‘The First Date’: A Woman-Directed Short Film about LGBTQ Dating

The First Date

“Amanda recently went on a blind date with Kelly, the perfect woman. Unfortunately, their romantic encounter didn’t go so well. Amanda retreats to her work bathroom to vent to her friend Jill, but both are in for a shock when they find out there’s someone else there hanging onto their every word.”

Concerning the Confusingly Named ‘Love & Friendship’ (Jane Austen’s ‘Lady Susan’)

Love and Friendship

Whit Stillman’s adaptation celebrates this power. Taking the text off the page necessarily removes it from the female form in which it is written and therefore extends the realm of female power. … Jane Austen is one of the most, if not the most, famous female authors in the world. Yet, over the course of a series of progressively shittier adaptations… a great comedian and social satirist has been pigeonholed as a romance writer.

Eva Green vs. Frank Miller: A Feminist Revolt in a Man’s World

Eva Green in 300 and Sin City

Even when Eva Green chooses to take part in obviously bad movies, she somehow manages to carry them to a higher level of quality all on her own. Such is the case with two of her films: ‘300: Rise of an Empire’ and ‘Sin City: A Dame to Kill For.’ …Both of which starred Green in major femme fatale roles, and both of which feel, in part, like pro-feminist reactions to the original films they follow.

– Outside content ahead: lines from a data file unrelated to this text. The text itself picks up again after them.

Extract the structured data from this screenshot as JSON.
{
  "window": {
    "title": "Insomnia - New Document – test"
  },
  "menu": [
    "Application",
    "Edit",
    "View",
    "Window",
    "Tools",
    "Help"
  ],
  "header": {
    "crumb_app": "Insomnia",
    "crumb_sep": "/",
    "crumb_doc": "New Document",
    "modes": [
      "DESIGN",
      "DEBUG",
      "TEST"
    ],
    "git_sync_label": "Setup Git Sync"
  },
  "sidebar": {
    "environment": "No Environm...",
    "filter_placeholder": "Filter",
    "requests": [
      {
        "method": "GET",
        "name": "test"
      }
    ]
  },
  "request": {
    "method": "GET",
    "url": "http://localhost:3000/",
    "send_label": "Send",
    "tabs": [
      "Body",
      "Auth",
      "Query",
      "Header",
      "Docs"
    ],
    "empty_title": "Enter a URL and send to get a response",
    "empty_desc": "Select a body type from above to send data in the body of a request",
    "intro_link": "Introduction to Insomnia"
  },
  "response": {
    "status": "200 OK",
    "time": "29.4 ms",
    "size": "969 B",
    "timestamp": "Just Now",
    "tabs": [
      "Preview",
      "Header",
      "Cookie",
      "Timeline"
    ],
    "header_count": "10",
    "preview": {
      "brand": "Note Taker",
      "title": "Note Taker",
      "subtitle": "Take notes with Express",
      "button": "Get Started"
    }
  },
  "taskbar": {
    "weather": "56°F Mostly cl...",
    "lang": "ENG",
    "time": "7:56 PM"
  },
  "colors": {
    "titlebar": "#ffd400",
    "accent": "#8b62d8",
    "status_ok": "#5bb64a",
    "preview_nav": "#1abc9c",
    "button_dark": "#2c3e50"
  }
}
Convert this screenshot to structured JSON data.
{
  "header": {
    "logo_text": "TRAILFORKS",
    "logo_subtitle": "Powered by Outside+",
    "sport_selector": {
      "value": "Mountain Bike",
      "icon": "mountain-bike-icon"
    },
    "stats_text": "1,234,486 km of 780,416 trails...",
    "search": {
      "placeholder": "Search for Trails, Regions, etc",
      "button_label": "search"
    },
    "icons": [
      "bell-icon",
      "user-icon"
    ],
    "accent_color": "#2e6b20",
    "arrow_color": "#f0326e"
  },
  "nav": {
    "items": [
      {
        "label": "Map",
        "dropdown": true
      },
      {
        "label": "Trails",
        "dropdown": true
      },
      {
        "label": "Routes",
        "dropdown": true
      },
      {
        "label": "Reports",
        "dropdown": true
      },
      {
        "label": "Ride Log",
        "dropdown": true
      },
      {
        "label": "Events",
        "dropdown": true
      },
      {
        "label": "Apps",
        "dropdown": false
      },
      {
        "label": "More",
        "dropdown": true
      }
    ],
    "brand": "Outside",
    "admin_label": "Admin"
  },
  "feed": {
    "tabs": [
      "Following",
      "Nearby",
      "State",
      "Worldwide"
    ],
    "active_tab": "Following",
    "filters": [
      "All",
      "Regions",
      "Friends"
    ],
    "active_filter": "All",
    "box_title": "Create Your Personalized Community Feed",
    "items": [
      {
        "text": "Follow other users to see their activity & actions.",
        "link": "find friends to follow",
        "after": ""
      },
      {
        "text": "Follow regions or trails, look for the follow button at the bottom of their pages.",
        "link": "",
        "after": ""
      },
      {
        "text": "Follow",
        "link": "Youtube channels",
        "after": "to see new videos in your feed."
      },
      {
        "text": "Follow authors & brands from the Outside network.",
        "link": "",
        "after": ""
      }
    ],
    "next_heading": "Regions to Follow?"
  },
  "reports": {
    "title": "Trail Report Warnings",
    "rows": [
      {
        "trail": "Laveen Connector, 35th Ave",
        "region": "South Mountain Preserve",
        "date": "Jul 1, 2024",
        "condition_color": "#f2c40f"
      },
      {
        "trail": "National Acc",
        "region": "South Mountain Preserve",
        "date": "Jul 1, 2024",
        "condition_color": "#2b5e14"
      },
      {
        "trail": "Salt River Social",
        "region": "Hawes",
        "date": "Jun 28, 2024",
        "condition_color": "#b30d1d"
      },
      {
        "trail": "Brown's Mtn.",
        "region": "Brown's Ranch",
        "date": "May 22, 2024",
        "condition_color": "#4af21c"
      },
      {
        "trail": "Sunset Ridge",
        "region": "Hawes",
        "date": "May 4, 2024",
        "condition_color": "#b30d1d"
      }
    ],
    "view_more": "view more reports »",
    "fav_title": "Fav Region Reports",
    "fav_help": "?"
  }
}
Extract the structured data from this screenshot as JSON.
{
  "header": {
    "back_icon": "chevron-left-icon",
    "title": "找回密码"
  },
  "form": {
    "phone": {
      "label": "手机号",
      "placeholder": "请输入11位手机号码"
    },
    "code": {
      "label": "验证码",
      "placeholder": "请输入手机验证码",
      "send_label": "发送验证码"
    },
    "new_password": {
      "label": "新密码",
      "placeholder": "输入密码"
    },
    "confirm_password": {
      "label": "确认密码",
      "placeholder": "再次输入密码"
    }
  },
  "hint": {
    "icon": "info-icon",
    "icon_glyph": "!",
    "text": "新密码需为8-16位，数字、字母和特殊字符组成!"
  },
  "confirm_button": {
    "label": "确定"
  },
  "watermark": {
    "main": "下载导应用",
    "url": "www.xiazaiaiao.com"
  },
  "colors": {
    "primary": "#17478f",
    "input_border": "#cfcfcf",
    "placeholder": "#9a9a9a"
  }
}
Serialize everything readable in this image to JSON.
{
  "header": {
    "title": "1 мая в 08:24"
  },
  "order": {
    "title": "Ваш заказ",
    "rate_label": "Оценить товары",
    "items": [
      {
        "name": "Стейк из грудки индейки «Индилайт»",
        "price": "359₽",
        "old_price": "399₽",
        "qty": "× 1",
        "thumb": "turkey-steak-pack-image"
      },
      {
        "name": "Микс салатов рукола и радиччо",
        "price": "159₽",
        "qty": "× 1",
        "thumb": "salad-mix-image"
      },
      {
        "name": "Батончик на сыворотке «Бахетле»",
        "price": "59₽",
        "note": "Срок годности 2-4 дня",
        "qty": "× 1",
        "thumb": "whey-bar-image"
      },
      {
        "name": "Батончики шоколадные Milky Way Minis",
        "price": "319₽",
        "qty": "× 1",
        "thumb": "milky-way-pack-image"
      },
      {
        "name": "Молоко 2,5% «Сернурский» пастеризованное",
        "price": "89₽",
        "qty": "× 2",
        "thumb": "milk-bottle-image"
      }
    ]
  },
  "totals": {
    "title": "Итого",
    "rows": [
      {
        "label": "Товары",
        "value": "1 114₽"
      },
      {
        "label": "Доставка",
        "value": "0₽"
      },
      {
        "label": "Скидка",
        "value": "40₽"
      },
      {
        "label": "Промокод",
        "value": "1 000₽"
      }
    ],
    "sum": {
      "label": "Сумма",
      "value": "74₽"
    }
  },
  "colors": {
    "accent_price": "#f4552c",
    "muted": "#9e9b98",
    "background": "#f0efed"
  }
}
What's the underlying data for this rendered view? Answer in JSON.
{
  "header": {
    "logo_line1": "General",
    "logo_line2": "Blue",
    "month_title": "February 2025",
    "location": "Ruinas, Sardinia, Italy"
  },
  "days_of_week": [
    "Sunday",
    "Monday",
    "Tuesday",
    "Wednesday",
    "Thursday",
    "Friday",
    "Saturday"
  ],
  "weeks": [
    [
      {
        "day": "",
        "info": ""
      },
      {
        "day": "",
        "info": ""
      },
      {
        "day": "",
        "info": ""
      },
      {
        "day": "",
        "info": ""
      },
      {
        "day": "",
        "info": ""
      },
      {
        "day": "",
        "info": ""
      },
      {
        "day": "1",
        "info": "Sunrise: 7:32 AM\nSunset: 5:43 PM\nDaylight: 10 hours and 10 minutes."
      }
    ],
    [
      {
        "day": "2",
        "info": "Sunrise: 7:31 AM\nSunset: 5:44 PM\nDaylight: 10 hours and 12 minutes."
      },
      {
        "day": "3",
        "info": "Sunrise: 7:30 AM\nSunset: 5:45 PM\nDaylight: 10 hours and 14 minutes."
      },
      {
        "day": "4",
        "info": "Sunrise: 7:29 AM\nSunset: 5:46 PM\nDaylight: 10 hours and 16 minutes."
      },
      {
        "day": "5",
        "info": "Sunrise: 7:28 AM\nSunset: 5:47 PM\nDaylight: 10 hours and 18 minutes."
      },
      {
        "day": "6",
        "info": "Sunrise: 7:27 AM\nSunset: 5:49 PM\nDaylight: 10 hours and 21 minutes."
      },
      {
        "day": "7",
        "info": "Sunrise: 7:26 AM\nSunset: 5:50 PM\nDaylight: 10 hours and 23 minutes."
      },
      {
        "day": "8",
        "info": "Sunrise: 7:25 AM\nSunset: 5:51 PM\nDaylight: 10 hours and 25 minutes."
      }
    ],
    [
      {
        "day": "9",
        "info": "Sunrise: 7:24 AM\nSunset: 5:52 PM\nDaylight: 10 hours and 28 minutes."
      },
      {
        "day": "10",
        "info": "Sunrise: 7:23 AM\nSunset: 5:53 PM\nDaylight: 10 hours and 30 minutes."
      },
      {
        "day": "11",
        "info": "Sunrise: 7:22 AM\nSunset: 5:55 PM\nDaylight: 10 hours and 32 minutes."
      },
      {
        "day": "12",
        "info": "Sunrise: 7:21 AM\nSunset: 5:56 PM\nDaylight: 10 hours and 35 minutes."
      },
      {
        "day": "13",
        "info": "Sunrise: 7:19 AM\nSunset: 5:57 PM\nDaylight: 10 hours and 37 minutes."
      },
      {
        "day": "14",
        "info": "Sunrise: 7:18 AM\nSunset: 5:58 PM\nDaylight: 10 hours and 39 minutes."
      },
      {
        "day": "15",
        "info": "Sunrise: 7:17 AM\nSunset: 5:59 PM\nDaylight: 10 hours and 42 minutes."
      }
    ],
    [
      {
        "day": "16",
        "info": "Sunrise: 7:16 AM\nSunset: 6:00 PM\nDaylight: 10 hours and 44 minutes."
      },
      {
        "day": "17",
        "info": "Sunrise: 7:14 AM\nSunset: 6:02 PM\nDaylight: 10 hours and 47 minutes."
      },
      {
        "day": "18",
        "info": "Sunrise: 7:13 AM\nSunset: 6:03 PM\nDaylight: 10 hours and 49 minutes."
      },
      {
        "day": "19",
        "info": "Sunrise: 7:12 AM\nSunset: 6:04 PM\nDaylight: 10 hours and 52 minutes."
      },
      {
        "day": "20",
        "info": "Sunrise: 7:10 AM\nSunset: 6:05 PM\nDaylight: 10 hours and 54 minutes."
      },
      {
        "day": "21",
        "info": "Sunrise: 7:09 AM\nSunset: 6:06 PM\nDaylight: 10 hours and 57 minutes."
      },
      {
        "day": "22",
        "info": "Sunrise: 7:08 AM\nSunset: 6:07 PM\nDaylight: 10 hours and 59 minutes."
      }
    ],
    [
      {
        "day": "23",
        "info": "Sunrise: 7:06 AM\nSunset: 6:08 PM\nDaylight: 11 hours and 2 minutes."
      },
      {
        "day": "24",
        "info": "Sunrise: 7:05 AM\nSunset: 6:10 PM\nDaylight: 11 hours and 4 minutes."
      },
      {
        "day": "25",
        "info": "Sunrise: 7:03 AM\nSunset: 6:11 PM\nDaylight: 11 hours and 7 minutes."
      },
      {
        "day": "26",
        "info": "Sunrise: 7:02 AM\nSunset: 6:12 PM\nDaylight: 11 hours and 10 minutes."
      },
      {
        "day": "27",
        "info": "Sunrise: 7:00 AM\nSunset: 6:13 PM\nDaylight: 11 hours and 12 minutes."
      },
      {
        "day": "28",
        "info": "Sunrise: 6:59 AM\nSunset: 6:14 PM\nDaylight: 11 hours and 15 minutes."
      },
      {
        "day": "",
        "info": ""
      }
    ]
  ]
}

‘The Girl on the Train’: Trauma, Fragmentation, and Female-Driven Resilience

The Girl on the Train

The film captures the self-deconstructions, the collisions, the rebuilding, and the acceptances of women who live with and in spite of brokenness. It functions as a kind of thesis for resilience, and a specific female-driven resilience, unafraid of battle wounds, that often is reserved only for men.

‘The Girl Down Loch Änzi’ and Our Slippery Relationship with Ghosts

lochanzi2_thumb.jpg

‘The Girl Down Loch Änzi,’ which had its North American premiere at the 2017 Hot Docs film festival, is a ghost story. Laura lives on a Swiss farm that borders the fabled Änziloch – a deep ravine that, legend has it, is home to the ghost of a woman cast out from the village several centuries before, and either left to die or imprisoned below. …An unusually stylish documentary, with beautifully-composed shots and scenes that play out with a feature film’s attention to blocking…